It is said the Indy 500 is the most recognized race title in the World. Owing primarily to its lengthy history, it manages to capture at least a small amount of interest from even the most passing of race fans. The home of the Indy 500 is, of course, the Indianapolis Motor Speedway (IMS), whose history goes back slightly further than the 500 mile race that has made it so famous. It is a national treasure, planted at the Eastern edge of what Americans call "The Heartland"; the great, mostly flat, middle of the country where farming and large scale industrial manufacturing have been the norm for decades. Indianapolis is the capitol city of the State of Indiana; a place not typically given over to the glitz and excess of the more fashionable racing cities of the World. It is a place where work ethic and national pride are quite obvious, even to other Americans.
Everybody loves a story. A story can capture our imagination, and transport us beyond the realms of our daily lives. A story can move us and put us in touch with our deepest feelings. And a story can teach us, by allowing us to walk a mile in another person's shoes and understand their point of view. Stories help us organize and explain the world around us, and make sense of the endless stream of seemingly random events which fill it.
For stories are at the heart of what makes us human: Every culture, every creed, every people has its tales, myths and legends to help it make sense of the world. It is how we keep track of our history, both on the global scale, and at the level of the personal narrative which we construct from our lives.
So deep-seated is this instinct that we also tell stories that may not even be there. We draw together isolated incidents, related only by their proximity in time or in geographical location, add our own correlations and interpretations, and build a logical and coherent story that sounds completely plausible. That such stories do not necessarily bear any resemblance to reality, present or future, tends to be completely disregarded.
Tell Me A Story
The Misano MotoGP round, or the Gran Premio Cinzano di San Marino e della Riviera di Rimini, to give it its full, keyboard-eroding name, was a case in point. So many separate possibilities came together at this race that the fairy tale was being written before anyone had turned a wheel on the track.
As so often in motorcycle racing fairy tales, the character at the heart of the story was Valentino Rossi. Rossi's story, already embroidered so broadly across the rich tapestry of MotoGP, was poised to see more chapters added at Misano.
For Misano was the very first track that the Italian had ever raced at as a teenager aboard a 125, yet at the same time, it was the only track that he had not yet won a MotoGP race at. The Doctor had already scratched Laguna Seca from that ever-dwindling list six weeks ago, and had announced his attention that Misano should go the same way.
The History Man

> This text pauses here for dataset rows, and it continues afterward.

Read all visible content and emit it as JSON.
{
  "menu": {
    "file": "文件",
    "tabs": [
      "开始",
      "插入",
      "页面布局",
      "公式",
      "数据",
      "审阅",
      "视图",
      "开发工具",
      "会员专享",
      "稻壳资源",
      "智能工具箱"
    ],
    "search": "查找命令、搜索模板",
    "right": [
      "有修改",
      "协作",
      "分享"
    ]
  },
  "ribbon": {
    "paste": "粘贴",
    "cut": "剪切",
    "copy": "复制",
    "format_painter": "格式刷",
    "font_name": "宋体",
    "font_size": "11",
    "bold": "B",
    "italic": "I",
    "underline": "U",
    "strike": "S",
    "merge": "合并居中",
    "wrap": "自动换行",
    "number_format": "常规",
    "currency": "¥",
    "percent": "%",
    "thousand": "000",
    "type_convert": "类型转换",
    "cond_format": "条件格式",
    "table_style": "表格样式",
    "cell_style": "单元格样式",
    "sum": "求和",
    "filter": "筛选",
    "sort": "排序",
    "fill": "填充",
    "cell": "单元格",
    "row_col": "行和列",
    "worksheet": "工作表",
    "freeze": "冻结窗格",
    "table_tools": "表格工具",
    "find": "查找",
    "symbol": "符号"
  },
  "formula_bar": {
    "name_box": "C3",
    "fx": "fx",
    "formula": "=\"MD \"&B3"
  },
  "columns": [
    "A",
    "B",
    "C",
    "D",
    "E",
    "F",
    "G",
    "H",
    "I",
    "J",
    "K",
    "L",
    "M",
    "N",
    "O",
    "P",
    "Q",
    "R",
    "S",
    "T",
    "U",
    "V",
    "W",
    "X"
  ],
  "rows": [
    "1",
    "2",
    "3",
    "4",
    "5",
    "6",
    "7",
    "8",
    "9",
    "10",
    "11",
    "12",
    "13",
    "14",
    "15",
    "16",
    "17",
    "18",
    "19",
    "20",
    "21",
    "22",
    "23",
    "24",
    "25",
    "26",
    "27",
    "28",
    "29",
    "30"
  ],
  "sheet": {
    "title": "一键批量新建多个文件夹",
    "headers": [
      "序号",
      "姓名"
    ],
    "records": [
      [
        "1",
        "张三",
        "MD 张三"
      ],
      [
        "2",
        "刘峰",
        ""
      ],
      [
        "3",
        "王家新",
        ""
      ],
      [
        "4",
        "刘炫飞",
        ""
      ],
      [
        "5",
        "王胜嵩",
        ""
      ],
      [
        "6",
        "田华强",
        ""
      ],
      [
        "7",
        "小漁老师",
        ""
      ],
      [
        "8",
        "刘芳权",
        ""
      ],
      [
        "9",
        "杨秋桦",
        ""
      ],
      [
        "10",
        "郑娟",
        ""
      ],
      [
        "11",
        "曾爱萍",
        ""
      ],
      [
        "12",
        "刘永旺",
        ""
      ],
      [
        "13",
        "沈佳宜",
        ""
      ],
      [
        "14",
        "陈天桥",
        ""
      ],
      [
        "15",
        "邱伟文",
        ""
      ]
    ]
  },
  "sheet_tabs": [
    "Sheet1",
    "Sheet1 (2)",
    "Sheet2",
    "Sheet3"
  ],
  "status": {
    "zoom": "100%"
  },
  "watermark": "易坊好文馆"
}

Added to this was the fact that a win here would bring Rossi's total of premier class wins up to 68, equal with the legendary Giacomo Agostini. Agostini had dominated the sport in the 1960s and early 1970s, making a habit of winning every race until he secured a title, then taking the rest of the season off. To draw level with Agostini in an era of much more closely fought competition would brighten Rossi's star still further beyond it's already blazing brilliance.
As if this were not enough, Rossi would have the opportunity of achieving this incredible milestone less than 10 miles from his home town of Tavullia. In fact, almost the entire population of Tavullia had turned up at the track to cheer Rossi on, and watch him enter the history books. They had even gone so far as to hold a town council meeting at the track, with one of the items of business the appointment of Valentino Rossi as honorary mayor for a day.
The scene was set, the actors had taken the stage, all that was needed was a deft storyteller to allow the tale to unfurl as the fans and followers had scripted it in their minds. A thrilling race-long battle with his archrival Casey Stoner, followed by a final pass for the lead at the final hairpin, with Rossi courageously holding the Australian champion off for the win over the line. Everything was in place for a repeat of the Laguna Seca race, with the same intended outcome. They just needed to roll the film, and let it all play out.